Another type of algorithm bias that is often mistaken as user error. The interpretation bias occurs when there is a mismatch between the output of the model and the information required by the model user. The model user could be a human or another system component.
Again a commonly-reported bias, it often stems from the fact that system semantics could be incomplete during development, or change context over time. Take the example of a surveillance system using human activity recognition.
The recognition method could be using another algorithm that determines the threat posed by the detected human form. The detection and risk prediction could be misinterpreted by the surveillance system and cause biased against some individuals.
Human Bias versus Algorithm Bias in AI
To wrap up the above discussion, human bias in AI occurs due to the influence of developers and users. The preconceived notions, different cognitive biases, human analytical capability, and real-time user behavior can introduce bias in algorithms. The umbrella term for such issues is called human bias in AI.
In contrast, certain types of bias are inherent to algorithms. These include unfair learning from skewed data, weights assigned to attributes, processing logic, context transfer, and misinterpretation due to dynamic semantics.
Bringing Your Business Above the Human and Algorithm Bias
Having introduced you to the causes and effects of human and algorithm bias in AI, let us wrap up this blog with methods to prevent them.
Addressing Human Bias in AI

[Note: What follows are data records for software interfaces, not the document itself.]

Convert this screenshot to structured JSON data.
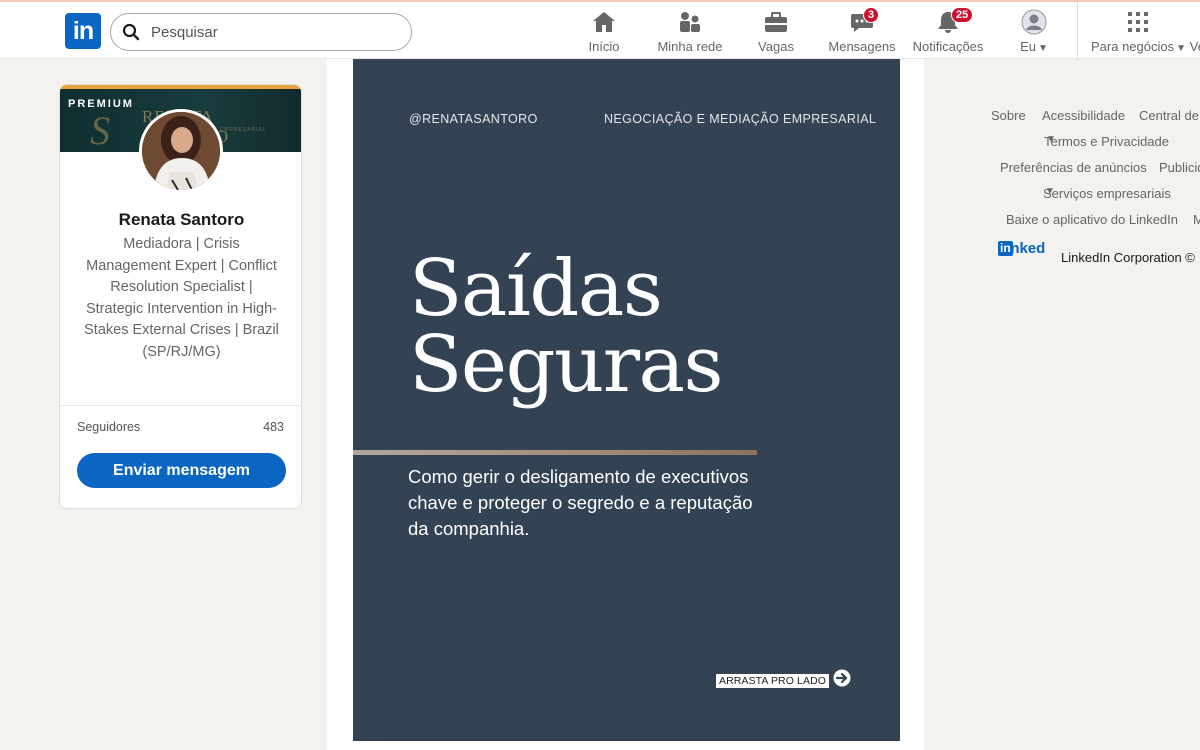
{
  "nav": {
    "search_placeholder": "Pesquisar",
    "items": [
      {
        "label": "Início",
        "icon": "home-icon"
      },
      {
        "label": "Minha rede",
        "icon": "network-icon"
      },
      {
        "label": "Vagas",
        "icon": "briefcase-icon"
      },
      {
        "label": "Mensagens",
        "icon": "messaging-icon",
        "badge": "3"
      },
      {
        "label": "Notificações",
        "icon": "bell-icon",
        "badge": "25"
      },
      {
        "label": "Eu",
        "icon": "avatar"
      },
      {
        "label": "Para negócios",
        "icon": "grid-icon"
      }
    ],
    "overflow_label": "Ve"
  },
  "profile": {
    "premium_label": "PREMIUM",
    "cover_brand": "RENATA SANTORO",
    "cover_subtitle": "EMPRESARIAL",
    "name": "Renata Santoro",
    "headline": "Mediadora | Crisis Management Expert | Conflict Resolution Specialist | Strategic Intervention in High-Stakes External Crises | Brazil (SP/RJ/MG)",
    "followers_label": "Seguidores",
    "followers_count": "483",
    "message_button": "Enviar mensagem"
  },
  "slide": {
    "handle": "@RENATASANTORO",
    "topic": "NEGOCIAÇÃO E MEDIAÇÃO EMPRESARIAL",
    "title_line1": "Saídas",
    "title_line2": "Seguras",
    "subtitle": "Como gerir o desligamento de executivos chave e proteger o segredo e a reputação da companhia.",
    "swipe_label": "ARRASTA PRO LADO"
  },
  "footer": {
    "about": "Sobre",
    "accessibility": "Acessibilidade",
    "help_center": "Central de",
    "terms": "Termos e Privacidade",
    "ad_prefs": "Preferências de anúncios",
    "advertising": "Publicid",
    "business_services": "Serviços empresariais",
    "get_app": "Baixe o aplicativo do LinkedIn",
    "more": "M",
    "brand": "Linked",
    "brand_in": "in",
    "corporation": "LinkedIn Corporation ©"
  },
  "colors": {
    "brand_blue": "#0a66c2",
    "slide_bg": "#334354",
    "badge_red": "#cb112d",
    "page_bg": "#f4f2ee"
  }
}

User interactions can pass on the human bias to your model. In contrast, domain expertise is also crucial in dealing with human bias in AI systems. Therefore, human bias in AI can be stemmed by a mixed approach where user interaction sequences are monitored and inconsistencies are evaluated. The domain expertise can evaluate the reported inconsistencies to decide if the perceived bias is a detriment or not. Additionally, it is also your responsibility that the user interface does not introduce any human bias due to design flaws.
Addressing Algorithmic Bias in AI
Algorithmic bias in AI is required sometimes to offset any potential overfitting due to high variance in the learning algorithm. However, it must be tackled if it causes unfair outputs. A three-pronged approach of monitoring, model health checks, and explainability can foster algorithmic bias detection and mitigation.
Monitoring AI Models
The first arsenal called monitoring means that you watch the project for data-introduced bias and other drifts typical of AI models. However, tracking is effective only if the issues are remedied in time. Automated monitoring can therefore save on critical resources like your team’s time and enable faster solutions to algorithmic bias. The Censius AI observability platform is an interactive easy-to-use solution that adds the zing to a pre-emptive strike. Not only you can tackle issues in time but receive reports for future documentation.
Model Health Checks for fine-tuning
The second arsenal called model health checks keeps your AI model fine-tuned. Apart from ensuring smooth, predictable runs, automated checks are essential if you are re-using an AI model. The bias that can sneak in due to context transfer is difficult to detect or becomes apparent only after the model performance degrades noticeably. The Censius AI observability platform can answer such needs as well as help your teams in comparing the historical performance of the model.
AI Explainability for Model Transparency
The third and final arsenal called explainability is the buzz of AI town. Explainability reports help appreciate the decisions taken by the model and the significance of data attributes. While it converts the black-box AI model to a more transparent system, understanding model behavior for different cohorts can help catch bias for overlooked demographics. This fine-grained understanding of model performance not only aids bias detection in machine learning but also ensures compliance with ethical standards.
If we have stoked your curiosity about how the Censius AI observability platform can help your team to detect bias, you can get a customized demo or sign up for the 14-day free trial.